South Korea unveils stimulus as markets eye more rate cuts
SINGAPORE (Reuters) - South Korea unveiled an economic stimulus plan on Monday and markets geared for more interest rate cuts in Europe and Australia in a frantic campaign to keep the financial crisis from plunging the world into its worst recession in decades.
Seoul announced $11 billion in new spending and tax cuts and dismal Australian economic data cemented expectations that its central bank will slash rates again on Tuesday. In Europe, the Bank of England and the European Central Bank have both primed investors well for another round of cuts later this week.
The U.S. Federal Reserve and central banks in Japan, China and India all cut borrowing costs last week in an effort to shield their economies from the fallout from the crisis, which started when the U.S. housing boom turned sour. The cuts and a barrage of initiatives to shore up banks and prime-pump sputtering economies, lifted the mood among battered investors, encouraging some to shop for bargains after world stock markets fell 20 percent in October alone, its worst month ever.
Asian stocks rose for the fifth trading day in a row, with the index of Asia-Pacific stocks outside Japan up 4.6 percent..
But economists say that while trillions of dollars in bank bailouts and stimulus packages may have averted a financial meltdown and may spare the world a repeat of the 1930s Great Depression, the economic outlook was grim.

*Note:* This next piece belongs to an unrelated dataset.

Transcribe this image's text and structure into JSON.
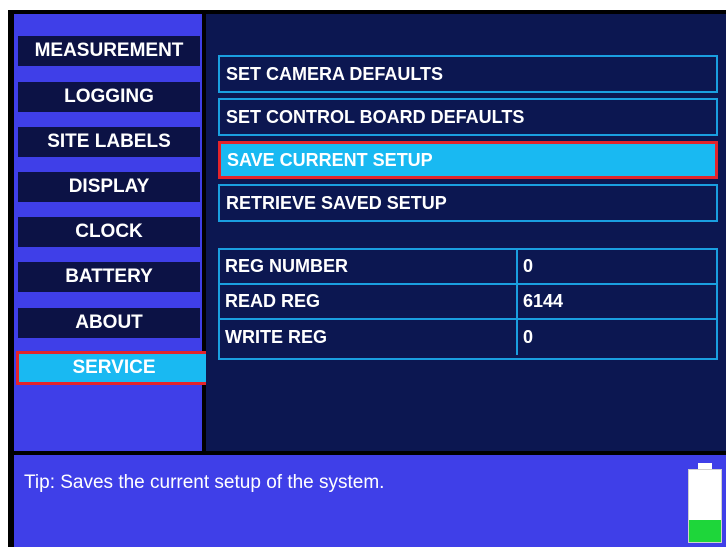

"The focus this week is clearly on some of the major central banks and it is hard not to see the disease that started in the United States spreading to other economies," said Robert Rennie, chief currency strategist at Westpac in Sydney.
Many economists and more and more policymakers say that the world's top economic powers, the United States, much of Europe and Japan are already in recession and prospects for corporate earnings look equally dim.
About 60 percent of Wall Street firms that had so far reported quarterly earnings beat analysts' forecasts, according to Thomson-Reuters data. But the focus is on the outlook for next quarters and the damage inflicted by toxic debt linked to U.S. mortgages and sharply slowing economies worldwide.
This week investors will have results from major European banks such as UBS and BNP Paribas as well as industrial firms such as Cisco Systems to chew on.
In yet another sign that even new economic powerhouses such as India or China were hurt by the financial upheaval, a survey showed China's manufacturing sector weakened sharply in October, prompting officials to call for special efforts to prop up domestic consumption.
Australia, long sheltered from economic headwinds blowing from America thanks to windfall profits from the global commodities boom, on Monday reported retail sales fell in twice as much as expected in September and housing prices fell sharply in the third quarter. The data cemented expectations the central bank will slash rates by further half a percentage point to 5.5 percent, bringing the easing since September to 175 basis points.
In Seoul, the authorities said they would boost next year's budget spending and deliver tax cuts next year to prop up Asia's fourth-largest economy. The steps follow last month's more than $130 billion in aid for the financial industry, hit by fears it may struggle to roll over its substantial short-term foreign debts.
Authorities around the globe have slashed interest rates, pumped public funds into banks, flooded money markets with cash and boosted state spending to prop up their flagging economies.
But several nations ran out of cash and options and turned to the International Monetary Fund and other global lenders for help. The IMF, which had around $200 billion available for loans at the end of August, has so far offered money to Iceland, Ukraine, Hungary and Belarus, but the queue is swelling, threatening to deplete the Washington-based lender's coffers.
Such a risk prompted Britain's Prime Minister Gordon Brown to call on cash-rich oil-producing Gulf states to contribute to a new IMF facility aimed at helping nations worst hit by the global turmoil